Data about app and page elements
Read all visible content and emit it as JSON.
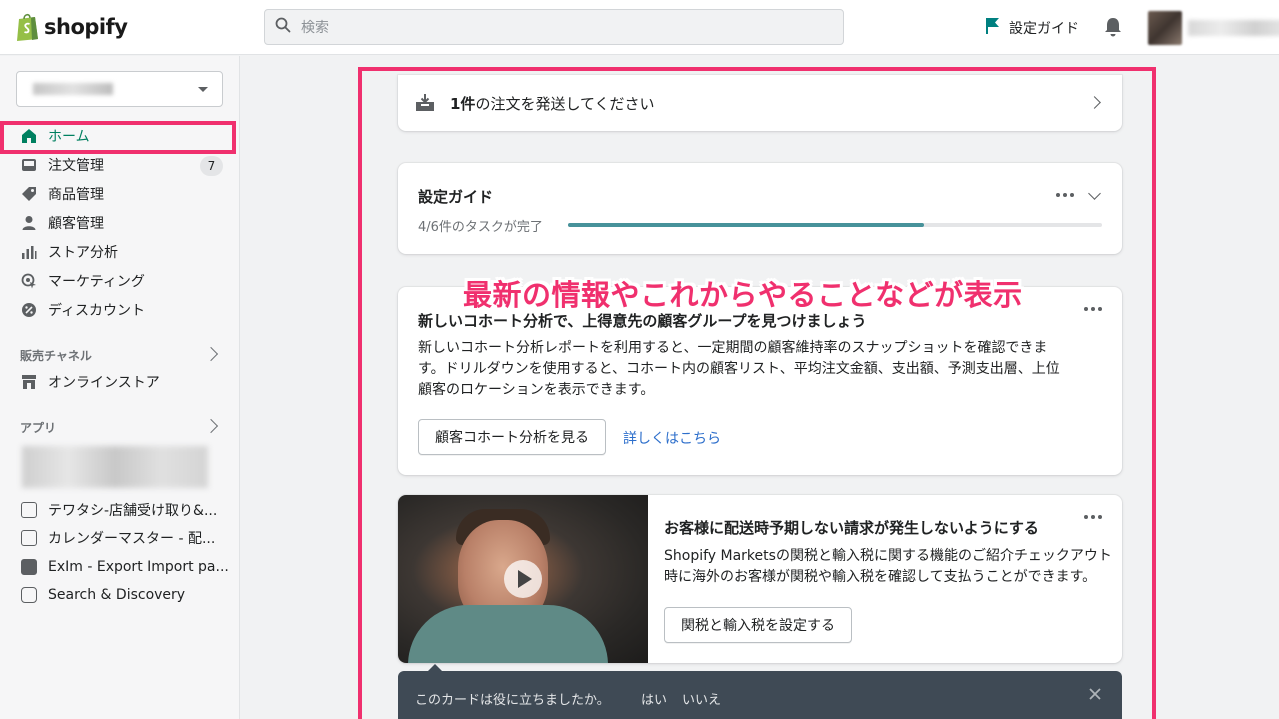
{
  "topbar": {
    "logo_text": "shopify",
    "search_placeholder": "検索",
    "setup_guide": "設定ガイド"
  },
  "sidebar": {
    "nav": [
      {
        "label": "ホーム"
      },
      {
        "label": "注文管理",
        "badge": "7"
      },
      {
        "label": "商品管理"
      },
      {
        "label": "顧客管理"
      },
      {
        "label": "ストア分析"
      },
      {
        "label": "マーケティング"
      },
      {
        "label": "ディスカウント"
      }
    ],
    "sales_channels_title": "販売チャネル",
    "online_store": "オンラインストア",
    "apps_title": "アプリ",
    "apps": [
      "テワタシ-店舗受け取り&...",
      "カレンダーマスター - 配...",
      "ExIm - Export Import pa...",
      "Search & Discovery"
    ]
  },
  "orders_card": {
    "count": "1件",
    "text": "の注文を発送してください"
  },
  "setup_card": {
    "title": "設定ガイド",
    "progress_text": "4/6件のタスクが完了",
    "progress": 0.667
  },
  "overlay_annotation": "最新の情報やこれからやることなどが表示",
  "cohort_card": {
    "title": "新しいコホート分析で、上得意先の顧客グループを見つけましょう",
    "body_lines": [
      "新しいコホート分析レポートを利用すると、一定期間の顧客維持率のスナップショットを確認できま",
      "す。ドリルダウンを使用すると、コホート内の顧客リスト、平均注文金額、支出額、予測支出層、上位",
      "顧客のロケーションを表示できます。"
    ],
    "button": "顧客コホート分析を見る",
    "link": "詳しくはこちら"
  },
  "duties_card": {
    "title": "お客様に配送時予期しない請求が発生しないようにする",
    "body_lines": [
      "Shopify Marketsの関税と輸入税に関する機能のご紹介チェックアウト",
      "時に海外のお客様が関税や輸入税を確認して支払うことができます。"
    ],
    "button": "関税と輸入税を設定する"
  },
  "feedback": {
    "question": "このカードは役に立ちましたか。",
    "yes": "はい",
    "no": "いいえ"
  },
  "colors": {
    "accent_green": "#008060",
    "highlight_pink": "#f0306e",
    "progress_teal": "#47929a",
    "link_blue": "#2c6ecb"
  }
}
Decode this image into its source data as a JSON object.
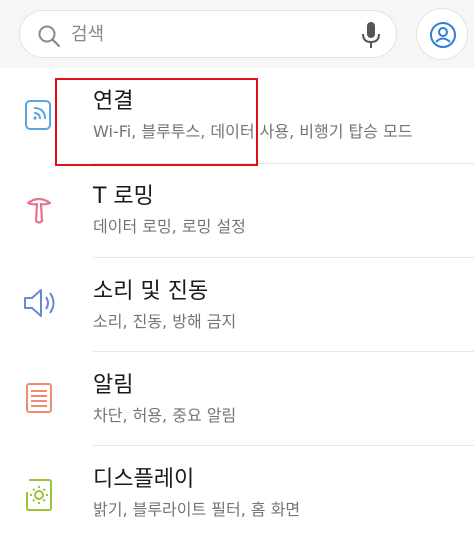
{
  "search": {
    "placeholder": "검색"
  },
  "items": [
    {
      "title": "연결",
      "subtitle": "Wi-Fi, 블루투스, 데이터 사용, 비행기 탑승 모드",
      "icon": "connection-icon"
    },
    {
      "title": "T 로밍",
      "subtitle": "데이터 로밍, 로밍 설정",
      "icon": "roaming-icon"
    },
    {
      "title": "소리 및 진동",
      "subtitle": "소리, 진동, 방해 금지",
      "icon": "sound-icon"
    },
    {
      "title": "알림",
      "subtitle": "차단, 허용, 중요 알림",
      "icon": "notification-icon"
    },
    {
      "title": "디스플레이",
      "subtitle": "밝기, 블루라이트 필터, 홈 화면",
      "icon": "display-icon"
    }
  ],
  "colors": {
    "highlight": "#e0101b",
    "connection": "#5aa6e0",
    "roaming": "#e8738c",
    "sound": "#6a86d8",
    "notification": "#ef8b72",
    "display": "#9bc43b"
  }
}
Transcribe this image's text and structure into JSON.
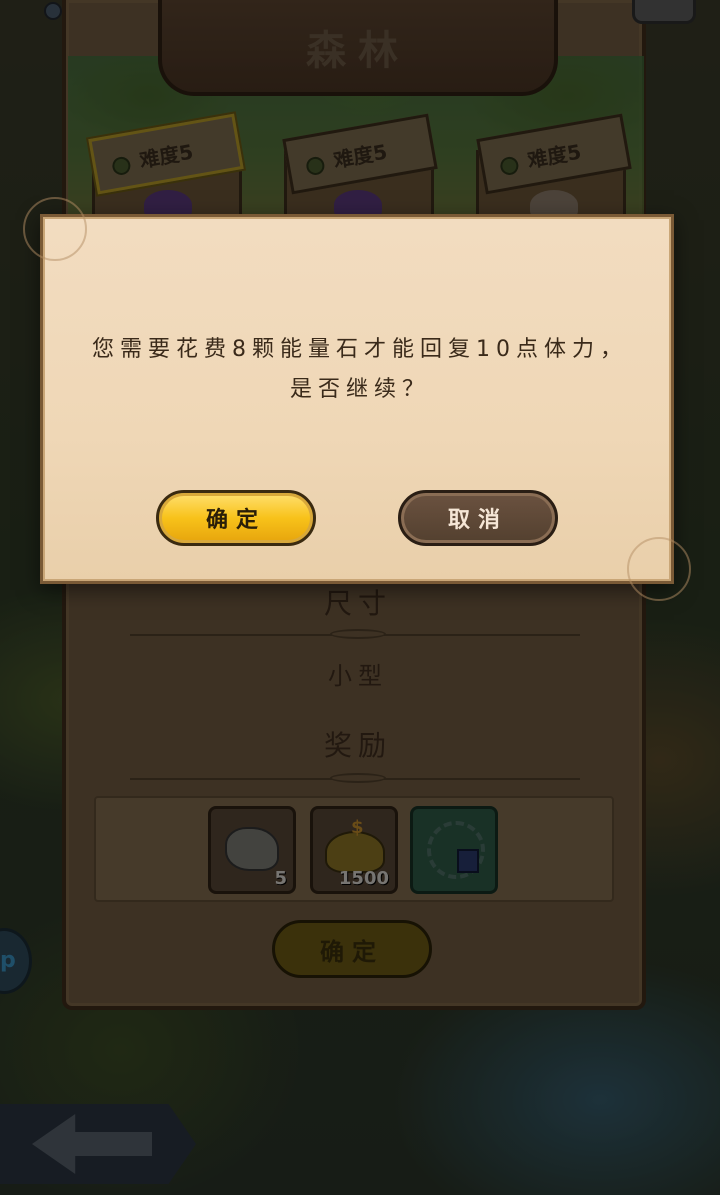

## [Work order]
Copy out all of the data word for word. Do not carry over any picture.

## [Result below]
Read all visible content and emit it as JSON.
{
  "topbar": {
    "logo_text": "shopify",
    "search_placeholder": "検索",
    "setup_guide": "設定ガイド"
  },
  "sidebar": {
    "nav": [
      {
        "label": "ホーム"
      },
      {
        "label": "注文管理",
        "badge": "7"
      },
      {
        "label": "商品管理"
      },
      {
        "label": "顧客管理"
      },
      {
        "label": "ストア分析"
      },
      {
        "label": "マーケティング"
      },
      {
        "label": "ディスカウント"
      }
    ],
    "sales_channels_title": "販売チャネル",
    "online_store": "オンラインストア",
    "apps_title": "アプリ",
    "apps": [
      "テワタシ-店舗受け取り&...",
      "カレンダーマスター - 配...",
      "ExIm - Export Import pa...",
      "Search & Discovery"
    ]
  },
  "orders_card": {
    "count": "1件",
    "text": "の注文を発送してください"
  },
  "setup_card": {
    "title": "設定ガイド",
    "progress_text": "4/6件のタスクが完了",
    "progress": 0.667
  },
  "overlay_annotation": "最新の情報やこれからやることなどが表示",
  "cohort_card": {
    "title": "新しいコホート分析で、上得意先の顧客グループを見つけましょう",
    "body_lines": [
      "新しいコホート分析レポートを利用すると、一定期間の顧客維持率のスナップショットを確認できま",
      "す。ドリルダウンを使用すると、コホート内の顧客リスト、平均注文金額、支出額、予測支出層、上位",
      "顧客のロケーションを表示できます。"
    ],
    "button": "顧客コホート分析を見る",
    "link": "詳しくはこちら"
  },
  "duties_card": {
    "title": "お客様に配送時予期しない請求が発生しないようにする",
    "body_lines": [
      "Shopify Marketsの関税と輸入税に関する機能のご紹介チェックアウト",
      "時に海外のお客様が関税や輸入税を確認して支払うことができます。"
    ],
    "button": "関税と輸入税を設定する"
  },
  "feedback": {
    "question": "このカードは役に立ちましたか。",
    "yes": "はい",
    "no": "いいえ"
  },
  "colors": {
    "accent_green": "#008060",
    "highlight_pink": "#f0306e",
    "progress_teal": "#47929a",
    "link_blue": "#2c6ecb"
  }
}
Decode this image into its source data as a JSON object.
{
  "search": {
    "placeholder": "검색"
  },
  "items": [
    {
      "title": "연결",
      "subtitle": "Wi-Fi, 블루투스, 데이터 사용, 비행기 탑승 모드",
      "icon": "connection-icon"
    },
    {
      "title": "T 로밍",
      "subtitle": "데이터 로밍, 로밍 설정",
      "icon": "roaming-icon"
    },
    {
      "title": "소리 및 진동",
      "subtitle": "소리, 진동, 방해 금지",
      "icon": "sound-icon"
    },
    {
      "title": "알림",
      "subtitle": "차단, 허용, 중요 알림",
      "icon": "notification-icon"
    },
    {
      "title": "디스플레이",
      "subtitle": "밝기, 블루라이트 필터, 홈 화면",
      "icon": "display-icon"
    }
  ],
  "colors": {
    "highlight": "#e0101b",
    "connection": "#5aa6e0",
    "roaming": "#e8738c",
    "sound": "#6a86d8",
    "notification": "#ef8b72",
    "display": "#9bc43b"
  }
}
Transcribe this image's text and structure into JSON.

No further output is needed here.